**BRIEF**
All lines with the word "Понедельник" in the material below are required.

**SUPPLIED DATA**
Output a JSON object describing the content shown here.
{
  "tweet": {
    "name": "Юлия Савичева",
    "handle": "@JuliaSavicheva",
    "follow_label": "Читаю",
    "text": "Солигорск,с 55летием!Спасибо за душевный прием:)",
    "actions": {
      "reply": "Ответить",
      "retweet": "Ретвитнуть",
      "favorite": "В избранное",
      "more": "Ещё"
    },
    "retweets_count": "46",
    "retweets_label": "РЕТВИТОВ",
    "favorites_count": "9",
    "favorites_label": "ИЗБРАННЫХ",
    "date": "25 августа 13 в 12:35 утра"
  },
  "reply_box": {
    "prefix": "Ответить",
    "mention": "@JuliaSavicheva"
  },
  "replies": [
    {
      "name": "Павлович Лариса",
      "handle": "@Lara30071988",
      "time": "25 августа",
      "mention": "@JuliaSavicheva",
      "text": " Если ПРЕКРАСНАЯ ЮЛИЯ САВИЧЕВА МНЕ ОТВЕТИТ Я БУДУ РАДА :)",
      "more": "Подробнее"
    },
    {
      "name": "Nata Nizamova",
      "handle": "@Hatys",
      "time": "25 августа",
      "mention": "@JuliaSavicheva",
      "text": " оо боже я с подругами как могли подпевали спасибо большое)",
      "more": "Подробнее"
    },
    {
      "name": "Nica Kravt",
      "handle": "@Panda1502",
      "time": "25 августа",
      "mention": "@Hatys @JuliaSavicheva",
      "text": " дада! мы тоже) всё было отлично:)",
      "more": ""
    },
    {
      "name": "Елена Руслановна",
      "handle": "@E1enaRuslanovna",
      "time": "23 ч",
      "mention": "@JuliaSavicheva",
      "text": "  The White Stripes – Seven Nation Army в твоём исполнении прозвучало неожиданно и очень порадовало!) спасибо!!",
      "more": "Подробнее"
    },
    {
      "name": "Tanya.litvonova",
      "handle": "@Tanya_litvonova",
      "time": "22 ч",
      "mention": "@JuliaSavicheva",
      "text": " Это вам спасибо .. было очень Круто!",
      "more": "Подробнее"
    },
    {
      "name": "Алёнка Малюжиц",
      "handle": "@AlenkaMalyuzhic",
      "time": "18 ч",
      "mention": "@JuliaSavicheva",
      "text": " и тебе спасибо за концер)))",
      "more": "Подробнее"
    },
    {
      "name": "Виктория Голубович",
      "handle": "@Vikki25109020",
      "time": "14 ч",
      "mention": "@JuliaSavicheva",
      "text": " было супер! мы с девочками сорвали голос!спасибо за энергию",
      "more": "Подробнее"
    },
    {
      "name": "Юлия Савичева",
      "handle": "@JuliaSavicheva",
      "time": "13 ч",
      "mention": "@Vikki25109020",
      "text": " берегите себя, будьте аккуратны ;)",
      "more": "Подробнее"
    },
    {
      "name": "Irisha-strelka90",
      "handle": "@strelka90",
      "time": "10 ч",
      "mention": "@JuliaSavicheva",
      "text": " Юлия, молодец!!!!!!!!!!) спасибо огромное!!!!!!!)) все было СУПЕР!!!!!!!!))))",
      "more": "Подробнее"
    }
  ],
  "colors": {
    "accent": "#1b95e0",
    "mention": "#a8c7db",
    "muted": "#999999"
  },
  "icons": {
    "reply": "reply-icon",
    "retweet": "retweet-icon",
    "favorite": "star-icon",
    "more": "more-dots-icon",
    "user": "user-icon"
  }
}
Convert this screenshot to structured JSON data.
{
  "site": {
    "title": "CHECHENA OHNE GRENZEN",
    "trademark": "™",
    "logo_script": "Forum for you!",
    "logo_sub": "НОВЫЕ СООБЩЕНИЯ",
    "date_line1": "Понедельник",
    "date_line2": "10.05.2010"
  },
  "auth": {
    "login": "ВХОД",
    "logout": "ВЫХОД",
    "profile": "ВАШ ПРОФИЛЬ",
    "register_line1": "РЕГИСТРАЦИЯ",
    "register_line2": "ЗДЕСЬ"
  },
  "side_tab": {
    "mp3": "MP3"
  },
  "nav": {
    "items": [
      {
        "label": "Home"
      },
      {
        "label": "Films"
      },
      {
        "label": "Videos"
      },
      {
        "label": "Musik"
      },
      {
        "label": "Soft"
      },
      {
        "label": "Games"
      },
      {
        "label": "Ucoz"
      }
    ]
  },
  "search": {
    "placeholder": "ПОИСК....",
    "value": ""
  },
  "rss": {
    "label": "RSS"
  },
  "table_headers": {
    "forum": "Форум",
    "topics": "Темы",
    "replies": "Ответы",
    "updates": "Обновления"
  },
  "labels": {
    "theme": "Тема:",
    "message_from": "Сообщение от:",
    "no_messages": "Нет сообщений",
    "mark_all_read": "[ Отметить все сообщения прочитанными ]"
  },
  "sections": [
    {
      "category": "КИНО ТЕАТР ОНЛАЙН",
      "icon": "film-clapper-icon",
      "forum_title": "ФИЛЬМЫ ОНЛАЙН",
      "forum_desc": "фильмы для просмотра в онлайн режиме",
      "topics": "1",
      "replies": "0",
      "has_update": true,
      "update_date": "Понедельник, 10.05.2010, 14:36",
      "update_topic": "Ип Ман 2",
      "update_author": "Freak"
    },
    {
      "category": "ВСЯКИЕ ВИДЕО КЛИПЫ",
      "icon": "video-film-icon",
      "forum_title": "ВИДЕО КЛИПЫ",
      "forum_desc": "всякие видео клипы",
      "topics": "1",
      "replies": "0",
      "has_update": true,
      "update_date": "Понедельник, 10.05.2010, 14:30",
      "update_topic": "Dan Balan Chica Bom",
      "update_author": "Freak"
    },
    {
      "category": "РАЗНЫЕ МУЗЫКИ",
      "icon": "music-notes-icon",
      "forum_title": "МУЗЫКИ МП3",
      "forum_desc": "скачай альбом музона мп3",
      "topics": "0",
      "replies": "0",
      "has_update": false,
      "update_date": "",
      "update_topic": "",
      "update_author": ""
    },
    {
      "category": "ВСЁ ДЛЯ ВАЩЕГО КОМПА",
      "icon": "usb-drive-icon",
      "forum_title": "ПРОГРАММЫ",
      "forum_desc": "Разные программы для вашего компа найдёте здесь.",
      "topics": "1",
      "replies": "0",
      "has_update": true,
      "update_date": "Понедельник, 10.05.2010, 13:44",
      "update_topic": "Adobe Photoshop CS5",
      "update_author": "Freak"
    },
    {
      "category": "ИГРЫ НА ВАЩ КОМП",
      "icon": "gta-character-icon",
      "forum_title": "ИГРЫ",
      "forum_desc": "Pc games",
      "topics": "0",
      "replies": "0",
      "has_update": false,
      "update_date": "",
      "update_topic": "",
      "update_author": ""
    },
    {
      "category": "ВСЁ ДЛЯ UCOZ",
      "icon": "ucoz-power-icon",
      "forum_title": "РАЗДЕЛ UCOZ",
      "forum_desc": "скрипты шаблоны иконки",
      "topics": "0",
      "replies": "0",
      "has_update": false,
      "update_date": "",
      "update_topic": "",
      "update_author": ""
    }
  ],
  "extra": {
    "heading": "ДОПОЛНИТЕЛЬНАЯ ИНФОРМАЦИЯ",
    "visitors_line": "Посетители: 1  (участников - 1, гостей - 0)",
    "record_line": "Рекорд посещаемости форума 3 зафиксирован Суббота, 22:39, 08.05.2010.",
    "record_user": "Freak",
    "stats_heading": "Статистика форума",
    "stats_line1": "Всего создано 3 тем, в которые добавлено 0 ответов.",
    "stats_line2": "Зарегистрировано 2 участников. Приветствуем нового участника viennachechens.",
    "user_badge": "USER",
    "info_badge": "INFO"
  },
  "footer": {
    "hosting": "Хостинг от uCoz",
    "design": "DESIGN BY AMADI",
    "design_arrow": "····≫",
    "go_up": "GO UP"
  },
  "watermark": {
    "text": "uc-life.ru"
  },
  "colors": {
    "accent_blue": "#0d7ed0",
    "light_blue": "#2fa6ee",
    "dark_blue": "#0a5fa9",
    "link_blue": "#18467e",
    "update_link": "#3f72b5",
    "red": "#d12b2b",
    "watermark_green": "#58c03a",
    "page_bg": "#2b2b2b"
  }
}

**RESULT OF THE EXERCISE**
    "date_line1": "Понедельник",
      "update_date": "Понедельник, 10.05.2010, 14:36",
      "update_date": "Понедельник, 10.05.2010, 14:30",
      "update_date": "Понедельник, 10.05.2010, 13:44",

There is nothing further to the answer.